[Web page and app entries]

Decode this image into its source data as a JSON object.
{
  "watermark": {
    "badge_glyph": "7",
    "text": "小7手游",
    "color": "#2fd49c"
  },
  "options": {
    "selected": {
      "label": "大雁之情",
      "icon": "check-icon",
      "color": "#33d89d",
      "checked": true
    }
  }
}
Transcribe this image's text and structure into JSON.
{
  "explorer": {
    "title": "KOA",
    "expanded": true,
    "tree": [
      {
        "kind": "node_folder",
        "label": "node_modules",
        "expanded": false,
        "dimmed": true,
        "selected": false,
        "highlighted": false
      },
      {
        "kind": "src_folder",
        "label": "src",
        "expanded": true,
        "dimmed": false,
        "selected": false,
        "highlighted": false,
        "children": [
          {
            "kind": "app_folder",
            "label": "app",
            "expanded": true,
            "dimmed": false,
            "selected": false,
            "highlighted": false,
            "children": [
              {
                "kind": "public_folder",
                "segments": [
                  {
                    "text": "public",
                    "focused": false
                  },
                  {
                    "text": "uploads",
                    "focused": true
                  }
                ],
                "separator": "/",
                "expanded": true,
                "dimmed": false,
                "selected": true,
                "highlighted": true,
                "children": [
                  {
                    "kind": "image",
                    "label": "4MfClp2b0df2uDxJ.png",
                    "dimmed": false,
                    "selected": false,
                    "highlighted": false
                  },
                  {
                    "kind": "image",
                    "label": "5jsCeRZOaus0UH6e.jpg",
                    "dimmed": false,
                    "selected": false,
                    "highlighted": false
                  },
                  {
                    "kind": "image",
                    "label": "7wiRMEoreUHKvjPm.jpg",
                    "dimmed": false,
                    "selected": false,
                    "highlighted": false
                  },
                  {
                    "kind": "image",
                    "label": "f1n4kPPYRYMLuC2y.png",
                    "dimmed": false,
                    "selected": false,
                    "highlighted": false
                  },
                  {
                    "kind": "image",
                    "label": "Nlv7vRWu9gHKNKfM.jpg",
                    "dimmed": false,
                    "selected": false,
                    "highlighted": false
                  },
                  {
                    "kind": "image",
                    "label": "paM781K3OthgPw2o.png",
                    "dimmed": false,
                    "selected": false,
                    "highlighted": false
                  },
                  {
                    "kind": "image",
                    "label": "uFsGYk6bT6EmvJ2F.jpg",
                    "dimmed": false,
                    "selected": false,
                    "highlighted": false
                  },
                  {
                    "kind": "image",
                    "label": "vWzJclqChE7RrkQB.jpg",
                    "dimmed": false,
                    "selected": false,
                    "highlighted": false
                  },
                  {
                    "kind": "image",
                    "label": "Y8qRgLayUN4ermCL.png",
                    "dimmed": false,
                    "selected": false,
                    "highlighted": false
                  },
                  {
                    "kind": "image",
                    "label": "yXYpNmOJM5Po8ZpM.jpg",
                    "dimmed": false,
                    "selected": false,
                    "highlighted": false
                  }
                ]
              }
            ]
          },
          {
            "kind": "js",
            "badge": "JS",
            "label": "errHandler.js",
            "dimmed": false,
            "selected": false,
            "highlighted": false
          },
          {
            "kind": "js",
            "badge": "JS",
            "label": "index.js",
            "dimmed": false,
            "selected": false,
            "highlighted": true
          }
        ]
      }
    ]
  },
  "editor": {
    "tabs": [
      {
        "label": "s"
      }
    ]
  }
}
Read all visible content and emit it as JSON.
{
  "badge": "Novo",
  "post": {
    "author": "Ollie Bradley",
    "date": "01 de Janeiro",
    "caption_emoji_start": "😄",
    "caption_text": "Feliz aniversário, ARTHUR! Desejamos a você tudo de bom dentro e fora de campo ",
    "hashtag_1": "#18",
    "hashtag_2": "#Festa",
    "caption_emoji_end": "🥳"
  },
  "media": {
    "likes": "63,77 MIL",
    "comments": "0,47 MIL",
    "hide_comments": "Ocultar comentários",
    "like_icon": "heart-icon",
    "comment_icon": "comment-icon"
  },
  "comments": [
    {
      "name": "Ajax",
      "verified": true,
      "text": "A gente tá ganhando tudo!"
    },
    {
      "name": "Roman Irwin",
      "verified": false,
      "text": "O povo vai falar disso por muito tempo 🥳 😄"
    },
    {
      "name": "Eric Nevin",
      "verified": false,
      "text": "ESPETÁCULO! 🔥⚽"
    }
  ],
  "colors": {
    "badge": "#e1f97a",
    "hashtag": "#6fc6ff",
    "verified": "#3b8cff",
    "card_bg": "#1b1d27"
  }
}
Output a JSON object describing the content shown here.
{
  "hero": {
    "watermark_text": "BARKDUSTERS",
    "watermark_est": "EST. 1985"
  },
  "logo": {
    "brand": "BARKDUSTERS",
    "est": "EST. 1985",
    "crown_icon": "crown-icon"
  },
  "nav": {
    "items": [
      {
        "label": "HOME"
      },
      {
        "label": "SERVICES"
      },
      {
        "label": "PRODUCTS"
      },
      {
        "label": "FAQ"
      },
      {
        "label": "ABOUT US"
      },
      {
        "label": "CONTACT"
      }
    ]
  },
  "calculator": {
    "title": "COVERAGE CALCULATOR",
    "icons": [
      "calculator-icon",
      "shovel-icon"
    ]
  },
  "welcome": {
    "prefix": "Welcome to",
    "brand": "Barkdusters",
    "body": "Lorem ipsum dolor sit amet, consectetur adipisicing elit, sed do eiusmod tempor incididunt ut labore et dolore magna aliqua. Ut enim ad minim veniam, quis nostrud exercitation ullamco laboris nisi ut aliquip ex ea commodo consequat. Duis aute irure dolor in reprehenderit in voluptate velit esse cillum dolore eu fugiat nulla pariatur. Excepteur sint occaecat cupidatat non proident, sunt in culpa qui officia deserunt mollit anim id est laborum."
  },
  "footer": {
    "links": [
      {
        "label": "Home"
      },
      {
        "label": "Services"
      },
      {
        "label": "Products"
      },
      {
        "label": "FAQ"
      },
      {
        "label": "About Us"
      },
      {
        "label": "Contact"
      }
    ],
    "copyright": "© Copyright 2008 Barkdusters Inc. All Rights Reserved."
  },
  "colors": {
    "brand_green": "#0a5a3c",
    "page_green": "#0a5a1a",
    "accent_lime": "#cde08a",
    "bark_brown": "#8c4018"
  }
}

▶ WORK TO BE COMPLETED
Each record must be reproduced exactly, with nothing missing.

▶ TASK RESPONSE
Decode this image into its source data as a JSON object.
{
  "watermark": {
    "badge_glyph": "7",
    "text": "小7手游",
    "color": "#2fd49c"
  },
  "options": {
    "selected": {
      "label": "大雁之情",
      "icon": "check-icon",
      "color": "#33d89d",
      "checked": true
    }
  }
}
Transcribe this image's text and structure into JSON.
{
  "explorer": {
    "title": "KOA",
    "expanded": true,
    "tree": [
      {
        "kind": "node_folder",
        "label": "node_modules",
        "expanded": false,
        "dimmed": true,
        "selected": false,
        "highlighted": false
      },
      {
        "kind": "src_folder",
        "label": "src",
        "expanded": true,
        "dimmed": false,
        "selected": false,
        "highlighted": false,
        "children": [
          {
            "kind": "app_folder",
            "label": "app",
            "expanded": true,
            "dimmed": false,
            "selected": false,
            "highlighted": false,
            "children": [
              {
                "kind": "public_folder",
                "segments": [
                  {
                    "text": "public",
                    "focused": false
                  },
                  {
                    "text": "uploads",
                    "focused": true
                  }
                ],
                "separator": "/",
                "expanded": true,
                "dimmed": false,
                "selected": true,
                "highlighted": true,
                "children": [
                  {
                    "kind": "image",
                    "label": "4MfClp2b0df2uDxJ.png",
                    "dimmed": false,
                    "selected": false,
                    "highlighted": false
                  },
                  {
                    "kind": "image",
                    "label": "5jsCeRZOaus0UH6e.jpg",
                    "dimmed": false,
                    "selected": false,
                    "highlighted": false
                  },
                  {
                    "kind": "image",
                    "label": "7wiRMEoreUHKvjPm.jpg",
                    "dimmed": false,
                    "selected": false,
                    "highlighted": false
                  },
                  {
                    "kind": "image",
                    "label": "f1n4kPPYRYMLuC2y.png",
                    "dimmed": false,
                    "selected": false,
                    "highlighted": false
                  },
                  {
                    "kind": "image",
                    "label": "Nlv7vRWu9gHKNKfM.jpg",
                    "dimmed": false,
                    "selected": false,
                    "highlighted": false
                  },
                  {
                    "kind": "image",
                    "label": "paM781K3OthgPw2o.png",
                    "dimmed": false,
                    "selected": false,
                    "highlighted": false
                  },
                  {
                    "kind": "image",
                    "label": "uFsGYk6bT6EmvJ2F.jpg",
                    "dimmed": false,
                    "selected": false,
                    "highlighted": false
                  },
                  {
                    "kind": "image",
                    "label": "vWzJclqChE7RrkQB.jpg",
                    "dimmed": false,
                    "selected": false,
                    "highlighted": false
                  },
                  {
                    "kind": "image",
                    "label": "Y8qRgLayUN4ermCL.png",
                    "dimmed": false,
                    "selected": false,
                    "highlighted": false
                  },
                  {
                    "kind": "image",
                    "label": "yXYpNmOJM5Po8ZpM.jpg",
                    "dimmed": false,
                    "selected": false,
                    "highlighted": false
                  }
                ]
              }
            ]
          },
          {
            "kind": "js",
            "badge": "JS",
            "label": "errHandler.js",
            "dimmed": false,
            "selected": false,
            "highlighted": false
          },
          {
            "kind": "js",
            "badge": "JS",
            "label": "index.js",
            "dimmed": false,
            "selected": false,
            "highlighted": true
          }
        ]
      }
    ]
  },
  "editor": {
    "tabs": [
      {
        "label": "s"
      }
    ]
  }
}
Read all visible content and emit it as JSON.
{
  "badge": "Novo",
  "post": {
    "author": "Ollie Bradley",
    "date": "01 de Janeiro",
    "caption_emoji_start": "😄",
    "caption_text": "Feliz aniversário, ARTHUR! Desejamos a você tudo de bom dentro e fora de campo ",
    "hashtag_1": "#18",
    "hashtag_2": "#Festa",
    "caption_emoji_end": "🥳"
  },
  "media": {
    "likes": "63,77 MIL",
    "comments": "0,47 MIL",
    "hide_comments": "Ocultar comentários",
    "like_icon": "heart-icon",
    "comment_icon": "comment-icon"
  },
  "comments": [
    {
      "name": "Ajax",
      "verified": true,
      "text": "A gente tá ganhando tudo!"
    },
    {
      "name": "Roman Irwin",
      "verified": false,
      "text": "O povo vai falar disso por muito tempo 🥳 😄"
    },
    {
      "name": "Eric Nevin",
      "verified": false,
      "text": "ESPETÁCULO! 🔥⚽"
    }
  ],
  "colors": {
    "badge": "#e1f97a",
    "hashtag": "#6fc6ff",
    "verified": "#3b8cff",
    "card_bg": "#1b1d27"
  }
}
Output a JSON object describing the content shown here.
{
  "hero": {
    "watermark_text": "BARKDUSTERS",
    "watermark_est": "EST. 1985"
  },
  "logo": {
    "brand": "BARKDUSTERS",
    "est": "EST. 1985",
    "crown_icon": "crown-icon"
  },
  "nav": {
    "items": [
      {
        "label": "HOME"
      },
      {
        "label": "SERVICES"
      },
      {
        "label": "PRODUCTS"
      },
      {
        "label": "FAQ"
      },
      {
        "label": "ABOUT US"
      },
      {
        "label": "CONTACT"
      }
    ]
  },
  "calculator": {
    "title": "COVERAGE CALCULATOR",
    "icons": [
      "calculator-icon",
      "shovel-icon"
    ]
  },
  "welcome": {
    "prefix": "Welcome to",
    "brand": "Barkdusters",
    "body": "Lorem ipsum dolor sit amet, consectetur adipisicing elit, sed do eiusmod tempor incididunt ut labore et dolore magna aliqua. Ut enim ad minim veniam, quis nostrud exercitation ullamco laboris nisi ut aliquip ex ea commodo consequat. Duis aute irure dolor in reprehenderit in voluptate velit esse cillum dolore eu fugiat nulla pariatur. Excepteur sint occaecat cupidatat non proident, sunt in culpa qui officia deserunt mollit anim id est laborum."
  },
  "footer": {
    "links": [
      {
        "label": "Home"
      },
      {
        "label": "Services"
      },
      {
        "label": "Products"
      },
      {
        "label": "FAQ"
      },
      {
        "label": "About Us"
      },
      {
        "label": "Contact"
      }
    ],
    "copyright": "© Copyright 2008 Barkdusters Inc. All Rights Reserved."
  },
  "colors": {
    "brand_green": "#0a5a3c",
    "page_green": "#0a5a1a",
    "accent_lime": "#cde08a",
    "bark_brown": "#8c4018"
  }
}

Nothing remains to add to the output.